The Littoral Combat Ship USS Fort Worth (LCS-3) has begun its journey to Singapore on its first major overseas deployment that will be the longest of any so far for the class of ships designed to fight in coastal areas.

The Fort Worth left its homeport of San Diego on Nov. 18 for the 16-month deployment and will stop in Hawaii and Guam before arriving in Singapore.

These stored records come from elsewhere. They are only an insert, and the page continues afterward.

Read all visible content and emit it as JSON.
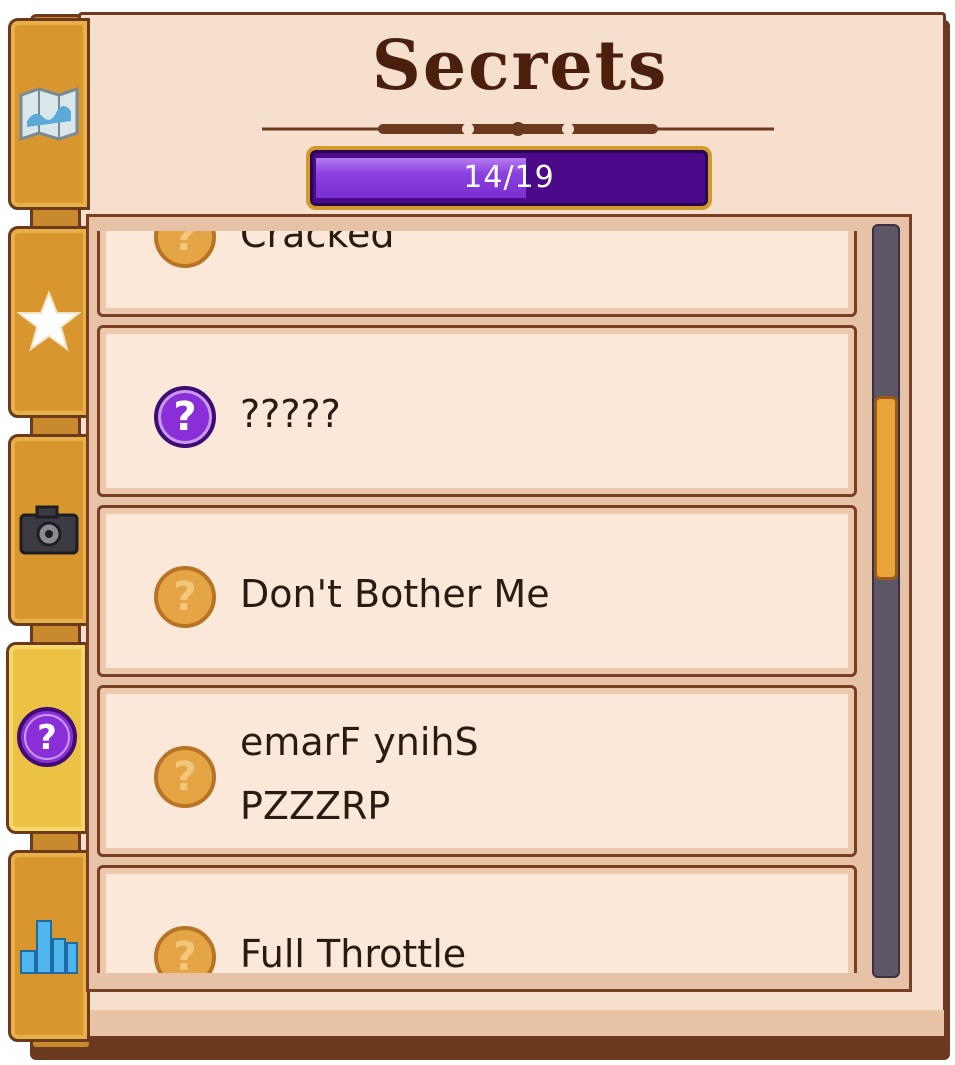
{
  "journal": {
    "title": "Secrets",
    "progress": {
      "completed": 14,
      "total": 19,
      "text": "14/19"
    }
  },
  "tabs": [
    {
      "icon": "map-icon",
      "active": false
    },
    {
      "icon": "star-icon",
      "active": false
    },
    {
      "icon": "camera-icon",
      "active": false
    },
    {
      "icon": "question-icon",
      "active": true
    },
    {
      "icon": "bar-chart-icon",
      "active": false
    }
  ],
  "secrets": [
    {
      "label": "Cracked",
      "icon": "question-locked-icon",
      "found": false
    },
    {
      "label": "?????",
      "icon": "question-secret-icon",
      "found": false
    },
    {
      "label": "Don't Bother Me",
      "icon": "question-locked-icon",
      "found": false
    },
    {
      "label": "emarF ynihS\nPZZZRP",
      "icon": "question-locked-icon",
      "found": false
    },
    {
      "label": "Full Throttle",
      "icon": "question-locked-icon",
      "found": false
    }
  ],
  "badge_glyph": "?",
  "colors": {
    "page": "#f6dfcc",
    "frame": "#6b3a1e",
    "progress_fill": "#8a3fe0",
    "progress_bg": "#4a0a8a",
    "locked_badge": "#e6a544",
    "secret_badge": "#8a2fd8",
    "tab": "#d8962e",
    "tab_active": "#ecc244"
  }
}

The Navy said the sailing is part of its strategic shift to the Asia-Pacific region.

The vessel is the second of the Freedom variant of the LCS. Its predecessor was on a 10-month deployment to Singapore last year.

Like the USS Freedom (LCS-1), the Fort Worth is deploying with the surface mission package that consists of two 30mm guns, two 11-meter rigid hull inflatable boats (RHIB) and two 8-member maritime security boarding teams.  The surface mission package is one of three swappable mission packages the Navy is developing for the LCS, along with anti-submarine warfare and mine countermeasures.

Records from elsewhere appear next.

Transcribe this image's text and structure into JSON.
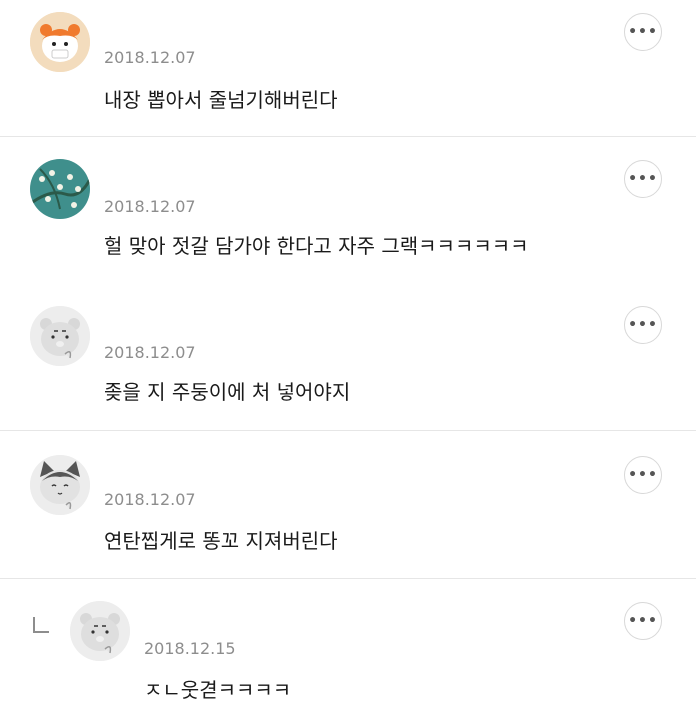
{
  "comments": [
    {
      "name": "",
      "date": "2018.12.07",
      "text": "내장 뽑아서 줄넘기해버린다",
      "more_icon": "•••"
    },
    {
      "name": "",
      "date": "2018.12.07",
      "text": "헐 맞아 젓갈 담가야 한다고 자주 그랙ㅋㅋㅋㅋㅋㅋ",
      "more_icon": "•••"
    },
    {
      "name": "",
      "date": "2018.12.07",
      "text": "좆을 지 주둥이에 처 넣어야지",
      "more_icon": "•••"
    },
    {
      "name": "",
      "date": "2018.12.07",
      "text": "연탄찝게로 똥꼬 지져버린다",
      "more_icon": "•••"
    },
    {
      "name": "",
      "date": "2018.12.15",
      "text": "ㅈㄴ웃겯ㅋㅋㅋㅋ",
      "more_icon": "•••"
    }
  ],
  "icons": {
    "more": "more-options-icon",
    "reply": "reply-arrow-icon"
  },
  "colors": {
    "divider": "#e6e6e6",
    "date": "#8d8d8d",
    "text": "#1a1a1a"
  }
}
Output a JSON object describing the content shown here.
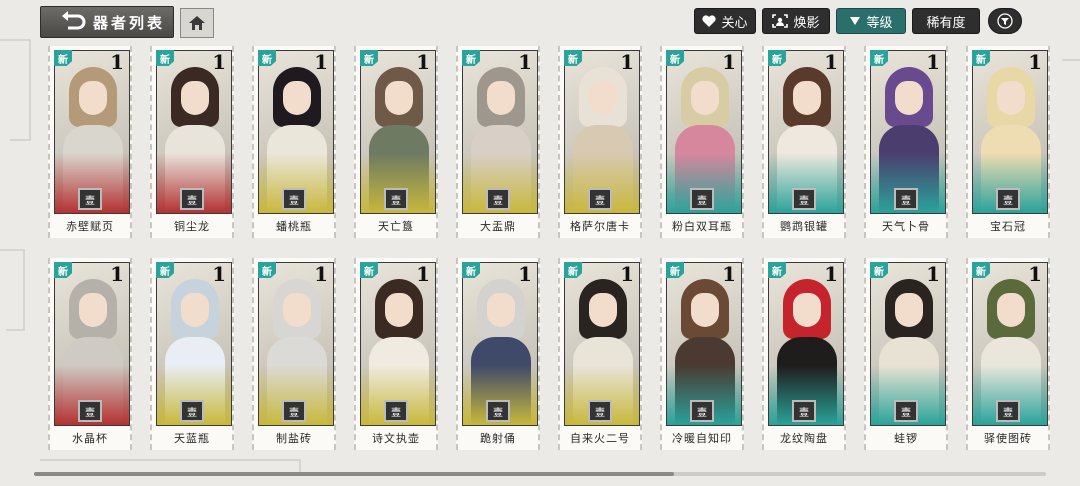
{
  "header": {
    "title": "器者列表",
    "buttons": {
      "care": "关心",
      "appearance": "焕影",
      "grade": "等级",
      "rarity": "稀有度"
    }
  },
  "colors": {
    "accent": "#2b6f6c",
    "new_badge": "#2aa39a"
  },
  "cards": [
    {
      "name": "赤壁赋页",
      "level": "1",
      "new": "新",
      "seal": "壹",
      "hair": "#b49a78",
      "body": "#d9d6ce",
      "tint": "#b33232"
    },
    {
      "name": "铜尘龙",
      "level": "1",
      "new": "新",
      "seal": "壹",
      "hair": "#3b2a24",
      "body": "#e8e4dc",
      "tint": "#b33232"
    },
    {
      "name": "蟠桃瓶",
      "level": "1",
      "new": "新",
      "seal": "壹",
      "hair": "#1e1a1f",
      "body": "#eae6d9",
      "tint": "#c8b83c"
    },
    {
      "name": "天亡簋",
      "level": "1",
      "new": "新",
      "seal": "壹",
      "hair": "#6e5a46",
      "body": "#6e7a62",
      "tint": "#c8b83c"
    },
    {
      "name": "大盂鼎",
      "level": "1",
      "new": "新",
      "seal": "壹",
      "hair": "#9e978d",
      "body": "#d8cfc6",
      "tint": "#c8b83c"
    },
    {
      "name": "格萨尔唐卡",
      "level": "1",
      "new": "新",
      "seal": "壹",
      "hair": "#e8e2d6",
      "body": "#d8c9b2",
      "tint": "#c8b83c"
    },
    {
      "name": "粉白双耳瓶",
      "level": "1",
      "new": "新",
      "seal": "壹",
      "hair": "#d7cca4",
      "body": "#d6879d",
      "tint": "#2aa39a"
    },
    {
      "name": "鹦鹉银罐",
      "level": "1",
      "new": "新",
      "seal": "壹",
      "hair": "#5a3a2a",
      "body": "#efe8de",
      "tint": "#2aa39a"
    },
    {
      "name": "天气卜骨",
      "level": "1",
      "new": "新",
      "seal": "壹",
      "hair": "#6a4a8e",
      "body": "#4b3e6e",
      "tint": "#2aa39a"
    },
    {
      "name": "宝石冠",
      "level": "1",
      "new": "新",
      "seal": "壹",
      "hair": "#e8d8a6",
      "body": "#eedcb2",
      "tint": "#2aa39a"
    },
    {
      "name": "水晶杯",
      "level": "1",
      "new": "新",
      "seal": "壹",
      "hair": "#b4b0aa",
      "body": "#cfcac3",
      "tint": "#b33232"
    },
    {
      "name": "天蓝瓶",
      "level": "1",
      "new": "新",
      "seal": "壹",
      "hair": "#c6d2dc",
      "body": "#e8eef3",
      "tint": "#c8b83c"
    },
    {
      "name": "制盐砖",
      "level": "1",
      "new": "新",
      "seal": "壹",
      "hair": "#d8d6d3",
      "body": "#dcdad6",
      "tint": "#c8b83c"
    },
    {
      "name": "诗文执壶",
      "level": "1",
      "new": "新",
      "seal": "壹",
      "hair": "#3a2a22",
      "body": "#f0ebe0",
      "tint": "#c8b83c"
    },
    {
      "name": "跪射俑",
      "level": "1",
      "new": "新",
      "seal": "壹",
      "hair": "#d4d2cf",
      "body": "#3f4a6b",
      "tint": "#c8b83c"
    },
    {
      "name": "自来火二号",
      "level": "1",
      "new": "新",
      "seal": "壹",
      "hair": "#2a2420",
      "body": "#e9e4d8",
      "tint": "#c8b83c"
    },
    {
      "name": "冷暖自知印",
      "level": "1",
      "new": "新",
      "seal": "壹",
      "hair": "#6a4a34",
      "body": "#4a3a32",
      "tint": "#2aa39a"
    },
    {
      "name": "龙纹陶盘",
      "level": "1",
      "new": "新",
      "seal": "壹",
      "hair": "#c6242c",
      "body": "#1f1c1c",
      "tint": "#2aa39a"
    },
    {
      "name": "蛙锣",
      "level": "1",
      "new": "新",
      "seal": "壹",
      "hair": "#2a2420",
      "body": "#e8e2d4",
      "tint": "#2aa39a"
    },
    {
      "name": "驿使图砖",
      "level": "1",
      "new": "新",
      "seal": "壹",
      "hair": "#5a6a3a",
      "body": "#eae6dc",
      "tint": "#2aa39a"
    }
  ]
}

The Fort Worth will be the first of the class to deploy with the Navy’s manning concept of the vessels that involves three crews that will take over the ship on a four-month rotational basis, allowing for the extended deployment, the Navy said.

While in Asia, the Fort Worth will engage in exercises with regional navies and will also introduce new capabilities planned for the LCS, such as deploying with the manned MH-60R Seahawk helicopter and the unmanned MQ-8B Fire Scout unmanned helicopter for intelligence, surveillance and reconnaissance missions.

Lockheed Martin [LMT] is the prime contractor for the Freedom LCS variant and the MH-60s, while Northrop Grumman [NOC] builds the Fire Scout.

Austal USA builds the Independence variant of the LCS.